I wondered what other skills Yaro had found himself drawing from over the years. He answered, “One of the things… it is writing, but copywriting. Which is the art of selling and engaging with words.… learning to write titles on a blog post. Same with email… you know the subject line of the email, the first sentence of the email… these are all copywriting hooks, so that’s a skillset you can never develop enough.”
The other skill Yaro recommends is learning product creation.
“That’s another form of writing… I need to be able to structure content for a workshop, a webinar, a live training, or a 20-hour flagship course. That’s not something most people have done before. When you get into it, you could take a course on how to make courses… that’s not a bad idea. And I study a lot on how to teach, essentially, so basic concepts like covering the who, what, why, and what if… something I learned from Eben Pagan and that goes into every major training I do.”

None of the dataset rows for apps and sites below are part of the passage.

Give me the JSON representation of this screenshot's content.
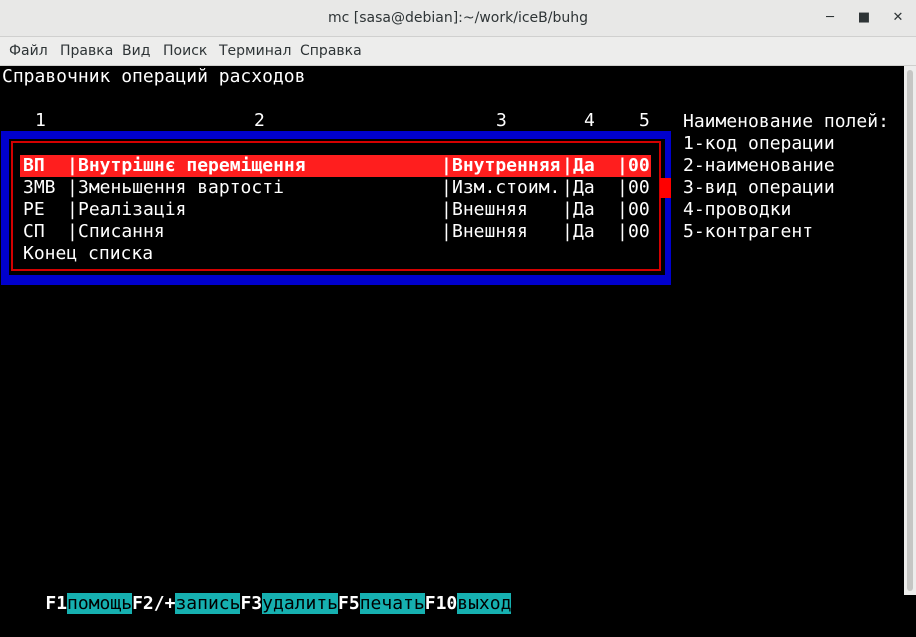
{
  "window": {
    "title": "mc [sasa@debian]:~/work/iceB/buhg",
    "minimize_icon": "minimize-icon",
    "maximize_icon": "maximize-icon",
    "close_icon": "close-icon"
  },
  "menu": [
    "Файл",
    "Правка",
    "Вид",
    "Поиск",
    "Терминал",
    "Справка"
  ],
  "screen": {
    "heading": "Справочник операций расходов",
    "column_numbers": [
      "1",
      "2",
      "3",
      "4",
      "5"
    ],
    "rows": [
      {
        "code": "ВП",
        "name": "Внутрішнє переміщення",
        "type": "Внутренняя",
        "post": "Да",
        "agent": "00",
        "selected": true
      },
      {
        "code": "ЗМВ",
        "name": "Зменьшення вартості",
        "type": "Изм.стоим.",
        "post": "Да",
        "agent": "00",
        "selected": false
      },
      {
        "code": "РЕ",
        "name": "Реалізація",
        "type": "Внешняя",
        "post": "Да",
        "agent": "00",
        "selected": false
      },
      {
        "code": "СП",
        "name": "Списання",
        "type": "Внешняя",
        "post": "Да",
        "agent": "00",
        "selected": false
      }
    ],
    "end_of_list": "Конец списка",
    "legend": {
      "title": "Наименование полей:",
      "items": [
        "1-код операции",
        "2-наименование",
        "3-вид операции",
        "4-проводки",
        "5-контрагент"
      ]
    }
  },
  "function_keys": [
    {
      "key": "F1",
      "label": "помощь"
    },
    {
      "key": "F2/+",
      "label": "запись"
    },
    {
      "key": "F3",
      "label": "удалить"
    },
    {
      "key": "F5",
      "label": "печать"
    },
    {
      "key": "F10",
      "label": "выход"
    }
  ],
  "colors": {
    "terminal_bg": "#000000",
    "box_blue": "#0000cd",
    "frame_red": "#d40000",
    "selection_red": "#ff1e1e",
    "fkey_label_bg": "#16b0b0"
  }
}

Another game changer Yaro mentioned is email marketing. Those were the big three, and Yaro summed them up, saying, “They’re all extensions of using words in some shape or form.”
My last question to Yaro was what advice he would go back in time and give to himself based on what he knows now. He began with what is a common answer among experts. “I definitely would have said, start an email list sooner than I did because email has had a massive, massive impact.”
But then he went on to talk more about a blogger’s mindset. “You have to look at this as an experiment… I guess I would say that to myself. You’re always afraid of failure when you’re new at something but I’d say… don’t fear failure, because everything is an experiment. Put less pressure on yourself to get a specific outcome. Just try things and see what works and learn from what doesn’t.”
And if you do that, over time, you’ll have the a very good chance of building a blog that earns you a very good income.
Editor’s Note: If you want to write your own blogging success story, AWAI now has a program to help you do that. It walks you through picking a topic, coming up with ideas, writing excellent blog entries, building your audience, and earning money from your efforts. You can find all the details here.
This article is part of the Blogging Stories series.
Series Table of Contents:
- A Serial Entrepreneur Shares His Story of Blogging Success (This Article)
- A Blog – The Ultimate Writer’s Tool
- Blogging Your Way to a Life of Adventure
- Blogging and Business: Harnessing the Power of Attention
- How Jon Morrow Launched His Blog with 13,000 Subscribers – and Other Blogging Stories
- Living a Beautiful Life – Blogging Success with Sal O’Neill
- Follow Your Passion – A Blogging Success Story with Carol Bryant
- Building the Life You Want – Holly Reisem Hanna’s Blogging Success Story
- From $700 a month to $3.5 million a year – Sarah Titus and Blogging Success